Hit The Teapot!

It’s every antique buyer’s dream: acquire a piece for peanuts and then sell it on two years later for an unimaginable sum.  The vendor of a damaged teapot, which was acquired for just £15 at an auction in Lincolnshire in 2016, is proof dreams can become reality after the blue and white  porcelain pot recently sold for a staggering £575,000 at an auction in Wiltshire.  It turns out the piece, which as well as being damaged has a “wonky handle”, is the only known surviving teapot made by John Bartlam, America’s first porcelain manufacturer.  Hailed as a ‘US national treasure’, the good folk at New York’s Metropolitan Museum of Art felt they had to get their hands on it at all costs and instructed a Mr Roderick Jellicoe, an expert in British 18th Century antiques, to bid for it on their behalf.  However, they were not the only ones who were keen to acquire the teapot and a bidding war ensued, ensuring the pre-auction value of £10,000 was smashed to pieces.  Eventually, the Met’s bid of £460,000 won the day which, when commission costs are added, brought the total cost of acquiring the damaged teapot to over half a million pounds.  Speaking after the auction at Woolley and Wallis Salesrooms in Salisbury, Mr Jellicoe said: ‘It’s incredible that something like this has turned up.  I’m sure the vendor will be very pleased.  It is very rare for something like this to be discovered these days.
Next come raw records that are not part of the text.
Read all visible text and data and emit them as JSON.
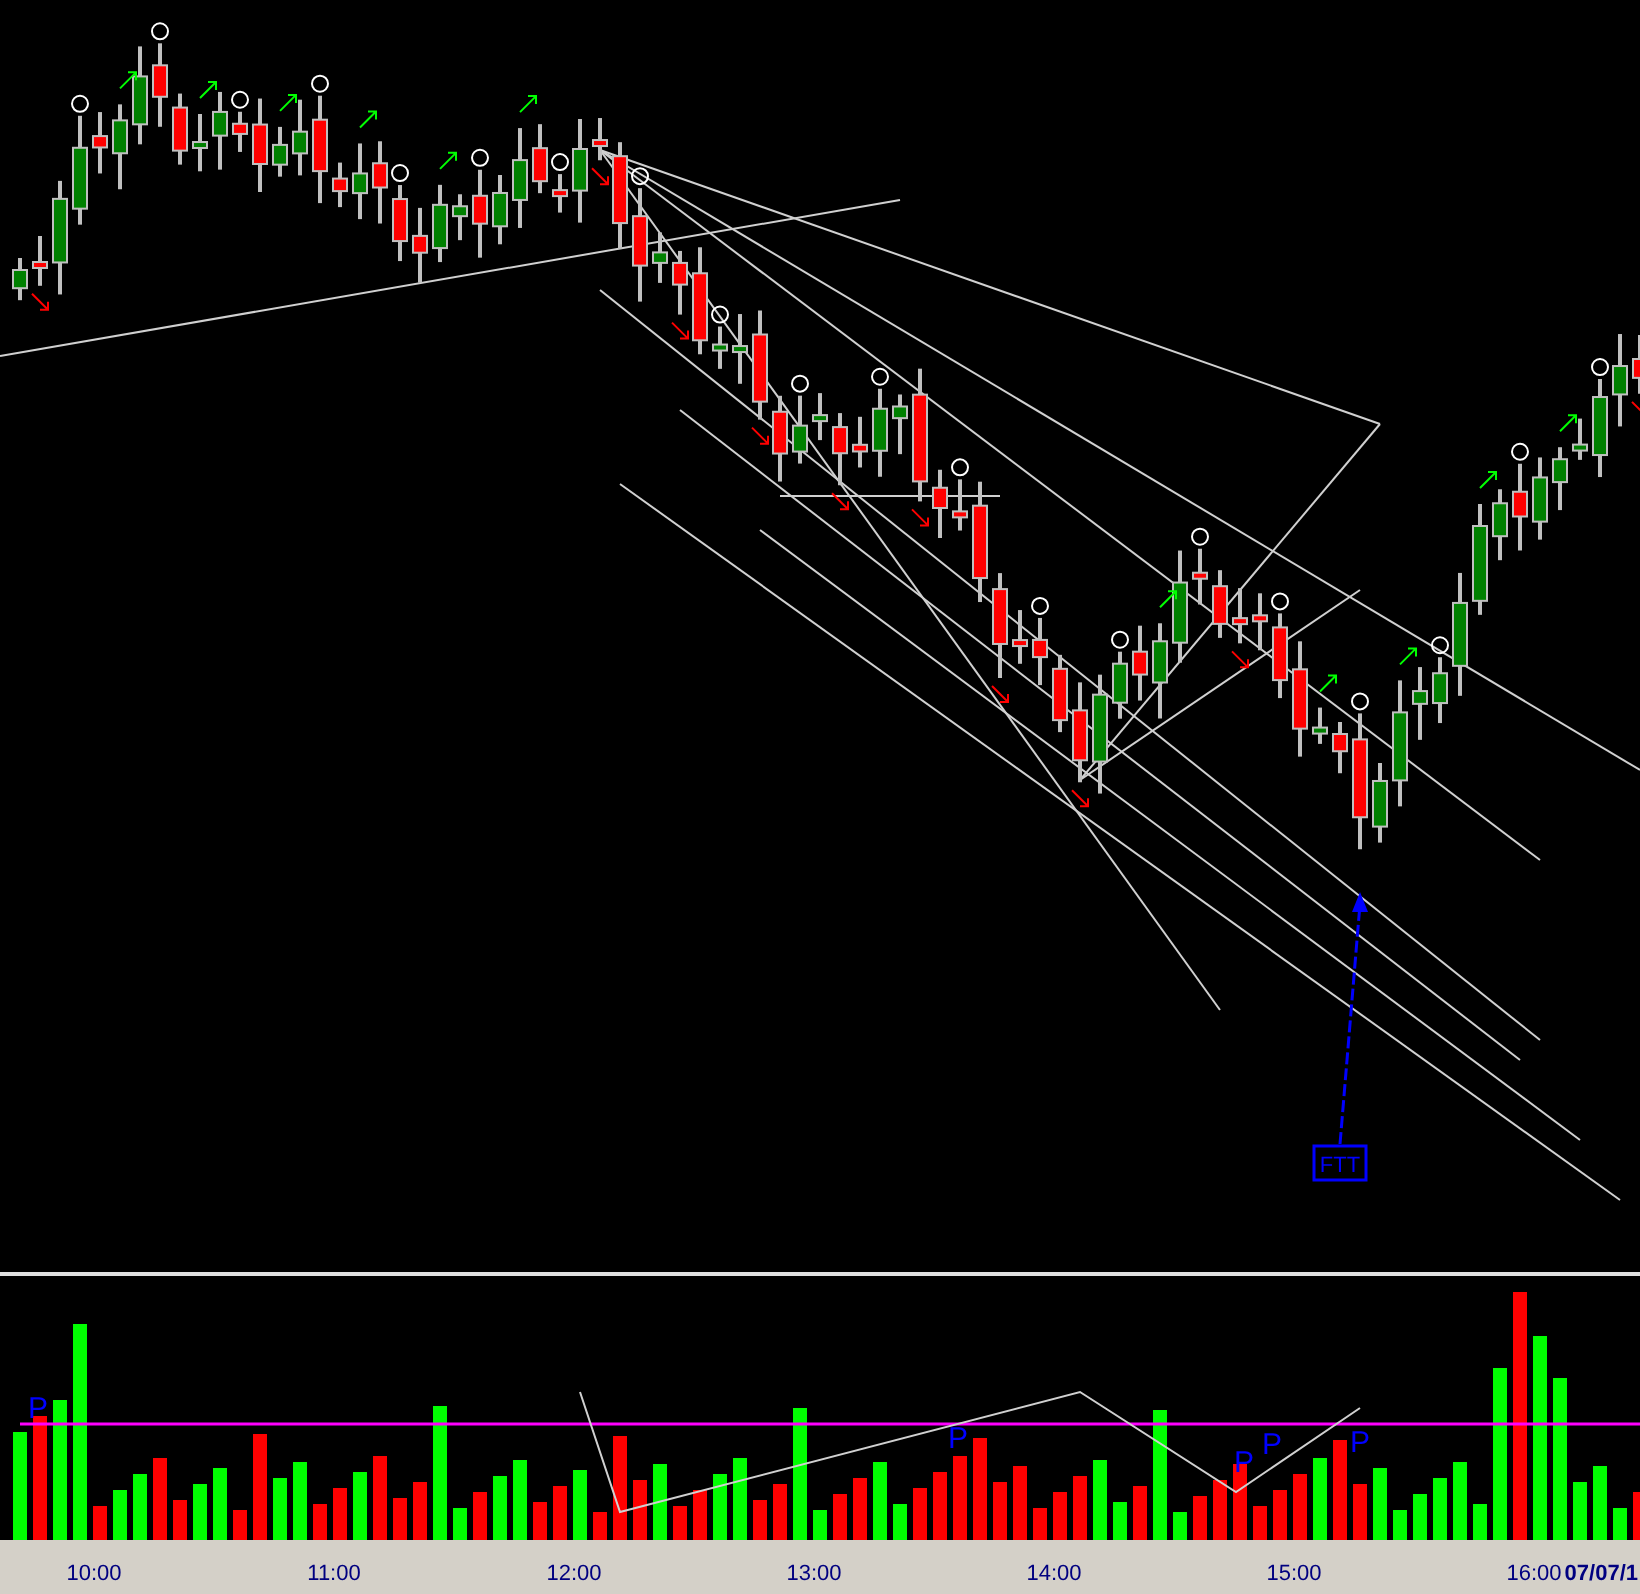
{
  "price_pane": {
    "annotation": {
      "label": "FTT"
    }
  },
  "volume_pane": {
    "markers": [
      {
        "label": "P"
      },
      {
        "label": "P"
      },
      {
        "label": "P"
      },
      {
        "label": "P"
      },
      {
        "label": "P"
      }
    ]
  },
  "time_axis": {
    "labels": [
      "10:00",
      "11:00",
      "12:00",
      "13:00",
      "14:00",
      "15:00",
      "16:00"
    ],
    "date": "07/07/1"
  }
}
This teapot is a very important part of American history and is a national treasure.’  According to Clare Durham, a ceramics specialist at the auction house who was interviewed by the BBC, the teapot ‘was made in Cain Hoy, South Carolina, by John Bartlam who had come from Staffordshire in about 1760, using what we think is probably a British recipe [for porcelain].  This is the first time they were producing porcelain in America in the 1760s, so it’s kind of a birth-of-a-nation object.’  Well that goes along way to explaining why the Met went so potty over it.